Stored records
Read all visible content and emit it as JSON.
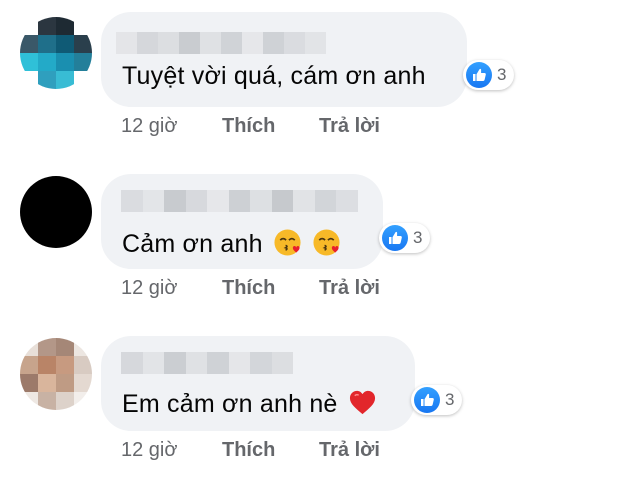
{
  "comments": [
    {
      "author_name": "",
      "text": "Tuyệt vời quá, cám ơn anh",
      "emojis": [],
      "reaction_icon": "like-icon",
      "reaction_count": "3",
      "time": "12 giờ",
      "like_label": "Thích",
      "reply_label": "Trả lời"
    },
    {
      "author_name": "",
      "text": "Cảm ơn anh",
      "emojis": [
        "kissing-face-with-heart-emoji",
        "kissing-face-with-heart-emoji"
      ],
      "reaction_icon": "like-icon",
      "reaction_count": "3",
      "time": "12 giờ",
      "like_label": "Thích",
      "reply_label": "Trả lời"
    },
    {
      "author_name": "",
      "text": "Em cảm ơn anh nè",
      "emojis": [
        "red-heart-emoji"
      ],
      "reaction_icon": "like-icon",
      "reaction_count": "3",
      "time": "12 giờ",
      "like_label": "Thích",
      "reply_label": "Trả lời"
    }
  ],
  "colors": {
    "bubble": "#f0f2f5",
    "text": "#050505",
    "secondary_text": "#65676b",
    "like_blue": "#1877f2"
  }
}
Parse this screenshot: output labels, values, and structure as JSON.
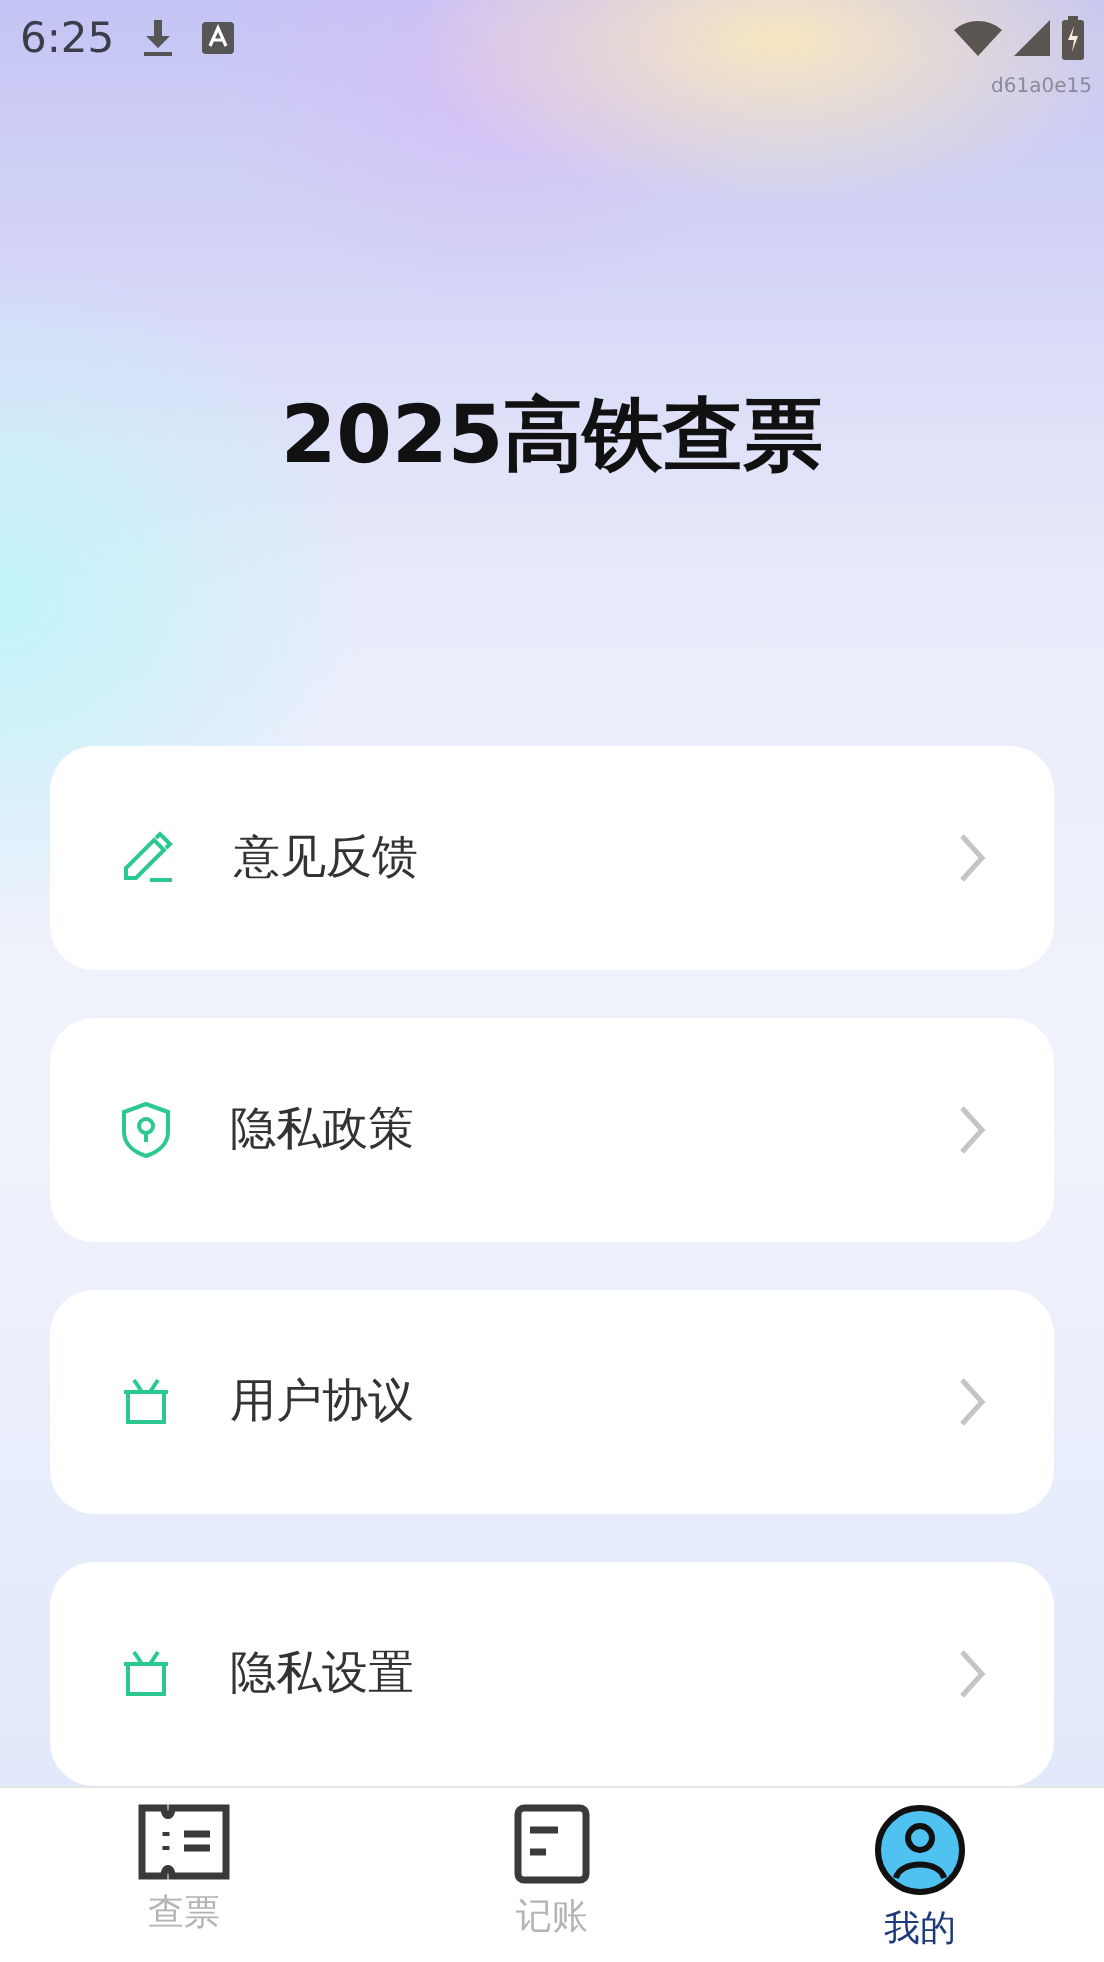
{
  "status_bar": {
    "time": "6:25",
    "tag": "d61a0e15"
  },
  "title": "2025高铁查票",
  "menu": [
    {
      "label": "意见反馈"
    },
    {
      "label": "隐私政策"
    },
    {
      "label": "用户协议"
    },
    {
      "label": "隐私设置"
    }
  ],
  "tabs": [
    {
      "label": "查票",
      "selected": false
    },
    {
      "label": "记账",
      "selected": false
    },
    {
      "label": "我的",
      "selected": true
    }
  ]
}
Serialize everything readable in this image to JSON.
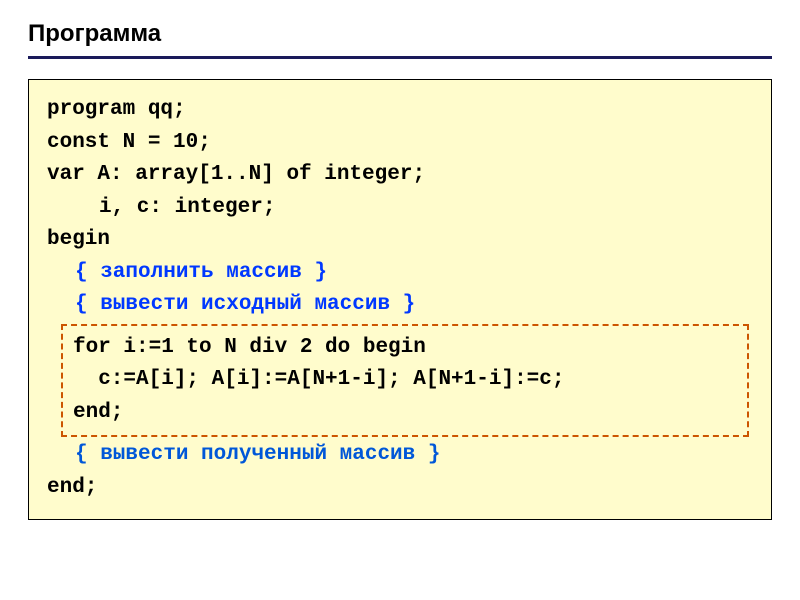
{
  "title": "Программа",
  "code": {
    "line1": "program qq;",
    "line2": "const N = 10;",
    "line3": "var A: array[1..N] of integer;",
    "line4": "i, c: integer;",
    "line5": "begin",
    "comment1": "{ заполнить массив }",
    "comment2": "{ вывести исходный массив }",
    "inner1": "for i:=1 to N div 2 do begin",
    "inner2": "  c:=A[i]; A[i]:=A[N+1-i]; A[N+1-i]:=c;",
    "inner3": "end;",
    "comment3": "{ вывести полученный массив }",
    "line_end": "end;"
  }
}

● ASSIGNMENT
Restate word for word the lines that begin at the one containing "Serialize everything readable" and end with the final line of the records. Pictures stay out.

● OUTPUT OF THE EXERCISE
Serialize everything readable in this image to JSON.
{
  "title": "Программа",
  "code": {
    "line1": "program qq;",
    "line2": "const N = 10;",
    "line3": "var A: array[1..N] of integer;",
    "line4": "i, c: integer;",
    "line5": "begin",
    "comment1": "{ заполнить массив }",
    "comment2": "{ вывести исходный массив }",
    "inner1": "for i:=1 to N div 2 do begin",
    "inner2": "  c:=A[i]; A[i]:=A[N+1-i]; A[N+1-i]:=c;",
    "inner3": "end;",
    "comment3": "{ вывести полученный массив }",
    "line_end": "end;"
  }
}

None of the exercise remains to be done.